(Dataset entries)
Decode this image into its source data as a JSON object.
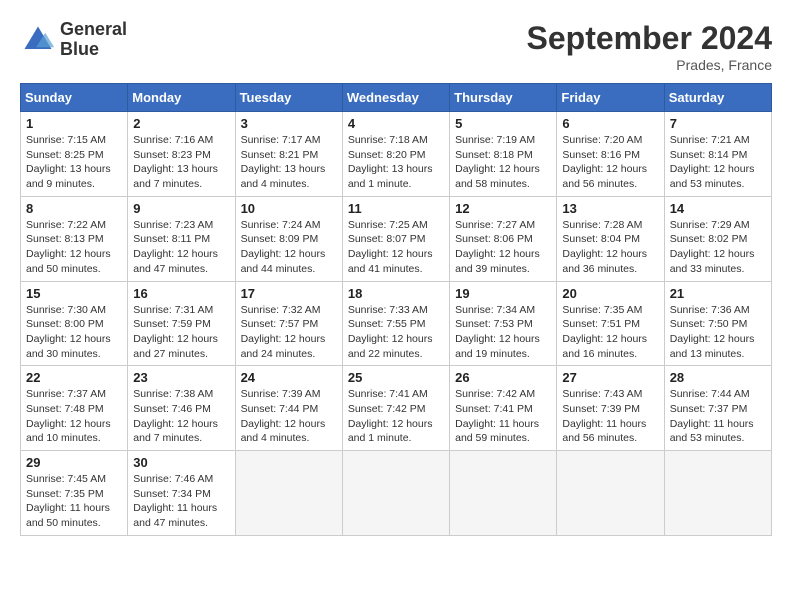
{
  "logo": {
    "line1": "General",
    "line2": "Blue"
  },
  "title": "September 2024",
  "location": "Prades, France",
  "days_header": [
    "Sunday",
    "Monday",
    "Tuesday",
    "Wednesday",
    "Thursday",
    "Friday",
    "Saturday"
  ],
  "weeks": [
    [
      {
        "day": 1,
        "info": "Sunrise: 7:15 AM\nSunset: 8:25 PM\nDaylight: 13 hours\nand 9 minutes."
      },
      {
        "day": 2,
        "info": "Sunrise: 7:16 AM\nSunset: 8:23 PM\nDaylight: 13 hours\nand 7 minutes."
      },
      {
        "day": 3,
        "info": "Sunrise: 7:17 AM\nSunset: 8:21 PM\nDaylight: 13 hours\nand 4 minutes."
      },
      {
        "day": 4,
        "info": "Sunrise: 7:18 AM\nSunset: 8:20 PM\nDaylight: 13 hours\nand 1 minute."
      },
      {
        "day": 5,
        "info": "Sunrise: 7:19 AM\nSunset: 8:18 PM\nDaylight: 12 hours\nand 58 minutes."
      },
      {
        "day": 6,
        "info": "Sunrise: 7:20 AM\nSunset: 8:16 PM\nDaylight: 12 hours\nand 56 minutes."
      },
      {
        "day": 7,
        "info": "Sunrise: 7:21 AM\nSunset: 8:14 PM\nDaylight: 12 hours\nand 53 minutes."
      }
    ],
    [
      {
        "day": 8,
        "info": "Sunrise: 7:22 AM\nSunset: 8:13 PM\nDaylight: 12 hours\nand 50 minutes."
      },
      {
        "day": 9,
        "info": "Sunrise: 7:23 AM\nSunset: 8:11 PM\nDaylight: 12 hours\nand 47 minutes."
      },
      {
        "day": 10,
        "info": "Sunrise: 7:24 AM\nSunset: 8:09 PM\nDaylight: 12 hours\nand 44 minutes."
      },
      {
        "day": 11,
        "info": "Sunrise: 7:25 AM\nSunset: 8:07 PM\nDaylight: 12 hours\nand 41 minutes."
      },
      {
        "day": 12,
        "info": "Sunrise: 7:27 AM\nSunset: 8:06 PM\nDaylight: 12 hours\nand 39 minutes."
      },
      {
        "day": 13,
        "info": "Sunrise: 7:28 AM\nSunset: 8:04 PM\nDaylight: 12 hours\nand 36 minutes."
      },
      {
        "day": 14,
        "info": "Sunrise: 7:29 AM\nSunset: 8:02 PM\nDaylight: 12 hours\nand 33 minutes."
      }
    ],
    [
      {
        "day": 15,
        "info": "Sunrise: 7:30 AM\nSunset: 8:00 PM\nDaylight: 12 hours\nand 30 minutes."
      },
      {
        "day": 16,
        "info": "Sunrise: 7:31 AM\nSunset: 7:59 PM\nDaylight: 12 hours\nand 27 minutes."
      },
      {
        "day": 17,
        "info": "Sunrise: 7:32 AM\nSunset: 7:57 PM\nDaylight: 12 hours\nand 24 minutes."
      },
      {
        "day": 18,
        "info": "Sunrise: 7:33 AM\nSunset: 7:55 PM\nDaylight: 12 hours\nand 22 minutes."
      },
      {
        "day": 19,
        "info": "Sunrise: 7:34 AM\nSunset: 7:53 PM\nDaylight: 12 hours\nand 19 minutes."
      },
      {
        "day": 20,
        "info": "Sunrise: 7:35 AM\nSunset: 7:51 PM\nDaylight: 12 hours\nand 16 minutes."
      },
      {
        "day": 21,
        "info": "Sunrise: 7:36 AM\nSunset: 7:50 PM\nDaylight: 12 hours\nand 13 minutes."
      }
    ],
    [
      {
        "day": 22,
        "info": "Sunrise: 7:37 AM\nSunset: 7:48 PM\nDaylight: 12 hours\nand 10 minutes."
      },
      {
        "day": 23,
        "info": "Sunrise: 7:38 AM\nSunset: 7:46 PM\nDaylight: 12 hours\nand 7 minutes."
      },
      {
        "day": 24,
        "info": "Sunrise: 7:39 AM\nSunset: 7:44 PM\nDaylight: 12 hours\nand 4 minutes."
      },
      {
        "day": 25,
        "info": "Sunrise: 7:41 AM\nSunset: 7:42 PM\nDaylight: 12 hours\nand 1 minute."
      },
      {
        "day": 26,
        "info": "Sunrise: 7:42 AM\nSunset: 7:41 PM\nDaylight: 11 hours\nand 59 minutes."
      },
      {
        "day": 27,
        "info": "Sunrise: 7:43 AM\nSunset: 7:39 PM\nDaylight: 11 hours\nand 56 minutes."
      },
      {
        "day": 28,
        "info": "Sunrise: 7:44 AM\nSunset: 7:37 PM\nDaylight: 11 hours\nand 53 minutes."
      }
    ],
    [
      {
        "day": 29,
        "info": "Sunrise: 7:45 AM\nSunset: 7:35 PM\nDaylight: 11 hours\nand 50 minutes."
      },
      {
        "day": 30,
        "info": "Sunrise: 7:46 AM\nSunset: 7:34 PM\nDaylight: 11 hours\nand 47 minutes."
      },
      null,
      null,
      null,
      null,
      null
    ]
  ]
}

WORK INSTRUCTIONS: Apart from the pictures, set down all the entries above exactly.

ANSWER TO THE PROBLEM:
Decode this image into its source data as a JSON object.
{
  "logo": {
    "line1": "General",
    "line2": "Blue"
  },
  "title": "September 2024",
  "location": "Prades, France",
  "days_header": [
    "Sunday",
    "Monday",
    "Tuesday",
    "Wednesday",
    "Thursday",
    "Friday",
    "Saturday"
  ],
  "weeks": [
    [
      {
        "day": 1,
        "info": "Sunrise: 7:15 AM\nSunset: 8:25 PM\nDaylight: 13 hours\nand 9 minutes."
      },
      {
        "day": 2,
        "info": "Sunrise: 7:16 AM\nSunset: 8:23 PM\nDaylight: 13 hours\nand 7 minutes."
      },
      {
        "day": 3,
        "info": "Sunrise: 7:17 AM\nSunset: 8:21 PM\nDaylight: 13 hours\nand 4 minutes."
      },
      {
        "day": 4,
        "info": "Sunrise: 7:18 AM\nSunset: 8:20 PM\nDaylight: 13 hours\nand 1 minute."
      },
      {
        "day": 5,
        "info": "Sunrise: 7:19 AM\nSunset: 8:18 PM\nDaylight: 12 hours\nand 58 minutes."
      },
      {
        "day": 6,
        "info": "Sunrise: 7:20 AM\nSunset: 8:16 PM\nDaylight: 12 hours\nand 56 minutes."
      },
      {
        "day": 7,
        "info": "Sunrise: 7:21 AM\nSunset: 8:14 PM\nDaylight: 12 hours\nand 53 minutes."
      }
    ],
    [
      {
        "day": 8,
        "info": "Sunrise: 7:22 AM\nSunset: 8:13 PM\nDaylight: 12 hours\nand 50 minutes."
      },
      {
        "day": 9,
        "info": "Sunrise: 7:23 AM\nSunset: 8:11 PM\nDaylight: 12 hours\nand 47 minutes."
      },
      {
        "day": 10,
        "info": "Sunrise: 7:24 AM\nSunset: 8:09 PM\nDaylight: 12 hours\nand 44 minutes."
      },
      {
        "day": 11,
        "info": "Sunrise: 7:25 AM\nSunset: 8:07 PM\nDaylight: 12 hours\nand 41 minutes."
      },
      {
        "day": 12,
        "info": "Sunrise: 7:27 AM\nSunset: 8:06 PM\nDaylight: 12 hours\nand 39 minutes."
      },
      {
        "day": 13,
        "info": "Sunrise: 7:28 AM\nSunset: 8:04 PM\nDaylight: 12 hours\nand 36 minutes."
      },
      {
        "day": 14,
        "info": "Sunrise: 7:29 AM\nSunset: 8:02 PM\nDaylight: 12 hours\nand 33 minutes."
      }
    ],
    [
      {
        "day": 15,
        "info": "Sunrise: 7:30 AM\nSunset: 8:00 PM\nDaylight: 12 hours\nand 30 minutes."
      },
      {
        "day": 16,
        "info": "Sunrise: 7:31 AM\nSunset: 7:59 PM\nDaylight: 12 hours\nand 27 minutes."
      },
      {
        "day": 17,
        "info": "Sunrise: 7:32 AM\nSunset: 7:57 PM\nDaylight: 12 hours\nand 24 minutes."
      },
      {
        "day": 18,
        "info": "Sunrise: 7:33 AM\nSunset: 7:55 PM\nDaylight: 12 hours\nand 22 minutes."
      },
      {
        "day": 19,
        "info": "Sunrise: 7:34 AM\nSunset: 7:53 PM\nDaylight: 12 hours\nand 19 minutes."
      },
      {
        "day": 20,
        "info": "Sunrise: 7:35 AM\nSunset: 7:51 PM\nDaylight: 12 hours\nand 16 minutes."
      },
      {
        "day": 21,
        "info": "Sunrise: 7:36 AM\nSunset: 7:50 PM\nDaylight: 12 hours\nand 13 minutes."
      }
    ],
    [
      {
        "day": 22,
        "info": "Sunrise: 7:37 AM\nSunset: 7:48 PM\nDaylight: 12 hours\nand 10 minutes."
      },
      {
        "day": 23,
        "info": "Sunrise: 7:38 AM\nSunset: 7:46 PM\nDaylight: 12 hours\nand 7 minutes."
      },
      {
        "day": 24,
        "info": "Sunrise: 7:39 AM\nSunset: 7:44 PM\nDaylight: 12 hours\nand 4 minutes."
      },
      {
        "day": 25,
        "info": "Sunrise: 7:41 AM\nSunset: 7:42 PM\nDaylight: 12 hours\nand 1 minute."
      },
      {
        "day": 26,
        "info": "Sunrise: 7:42 AM\nSunset: 7:41 PM\nDaylight: 11 hours\nand 59 minutes."
      },
      {
        "day": 27,
        "info": "Sunrise: 7:43 AM\nSunset: 7:39 PM\nDaylight: 11 hours\nand 56 minutes."
      },
      {
        "day": 28,
        "info": "Sunrise: 7:44 AM\nSunset: 7:37 PM\nDaylight: 11 hours\nand 53 minutes."
      }
    ],
    [
      {
        "day": 29,
        "info": "Sunrise: 7:45 AM\nSunset: 7:35 PM\nDaylight: 11 hours\nand 50 minutes."
      },
      {
        "day": 30,
        "info": "Sunrise: 7:46 AM\nSunset: 7:34 PM\nDaylight: 11 hours\nand 47 minutes."
      },
      null,
      null,
      null,
      null,
      null
    ]
  ]
}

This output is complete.